State how many lines of the entries include the string "Station", please, leaving out everything but the number.

Top of AVAILABLE RECORDS

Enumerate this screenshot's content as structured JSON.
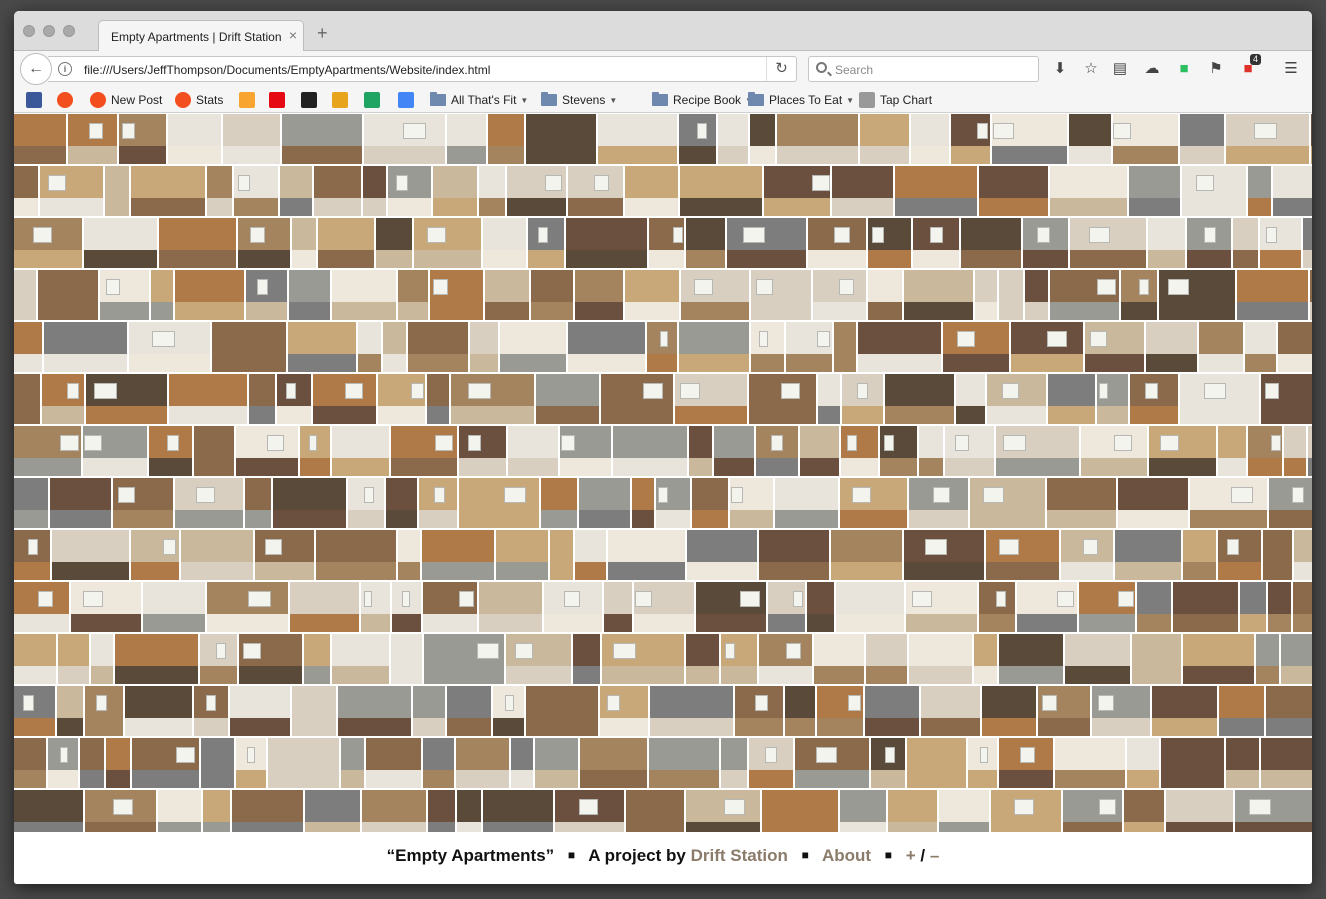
{
  "browser": {
    "tab_title": "Empty Apartments | Drift Station",
    "tab_close": "×",
    "new_tab": "+",
    "url": "file:///Users/JeffThompson/Documents/EmptyApartments/Website/index.html",
    "search_placeholder": "Search",
    "badge_count": "4",
    "toolbar_icons": [
      "download-icon",
      "bookmark-star-icon",
      "reader-icon",
      "cloud-icon",
      "evernote-icon",
      "pin-icon",
      "extension-icon",
      "menu-icon"
    ]
  },
  "bookmarks": [
    {
      "label": "",
      "icon": "facebook-icon",
      "color": "#3b5998"
    },
    {
      "label": "",
      "icon": "circle-icon",
      "color": "#f24e1e"
    },
    {
      "label": "New Post",
      "icon": "circle-icon",
      "color": "#f24e1e"
    },
    {
      "label": "Stats",
      "icon": "circle-icon",
      "color": "#f24e1e"
    },
    {
      "label": "",
      "icon": "square-icon",
      "color": "#f7a530"
    },
    {
      "label": "",
      "icon": "netflix-icon",
      "color": "#e50914"
    },
    {
      "label": "",
      "icon": "github-icon",
      "color": "#222222"
    },
    {
      "label": "",
      "icon": "wu-icon",
      "color": "#e8a31c"
    },
    {
      "label": "",
      "icon": "drive-icon",
      "color": "#1fa463"
    },
    {
      "label": "",
      "icon": "google-icon",
      "color": "#4285f4"
    },
    {
      "label": "All That's Fit",
      "icon": "folder-icon",
      "folder": true
    },
    {
      "label": "Stevens",
      "icon": "folder-icon",
      "folder": true
    },
    {
      "label": "Recipe Book",
      "icon": "folder-icon",
      "folder": true
    },
    {
      "label": "Places To Eat",
      "icon": "folder-icon",
      "folder": true
    },
    {
      "label": "Tap Chart",
      "icon": "tap-icon",
      "folder": false
    }
  ],
  "footer": {
    "title": "“Empty Apartments”",
    "project_by": "A project by",
    "studio": "Drift Station",
    "about": "About",
    "plus": "+",
    "slash": "/",
    "minus": "–",
    "separator": "■"
  },
  "gallery": {
    "rows": 14,
    "description_palette": [
      "#c9b89c",
      "#8a6a4a",
      "#e8e4dc",
      "#a4845e",
      "#5a4a3a",
      "#d8cfc0",
      "#b07a48",
      "#7d7d7d",
      "#eee8dc",
      "#6b5040",
      "#c8a878",
      "#9a9a94"
    ]
  }
}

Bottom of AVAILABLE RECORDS

• _EXERCISE SOLUTION_: 2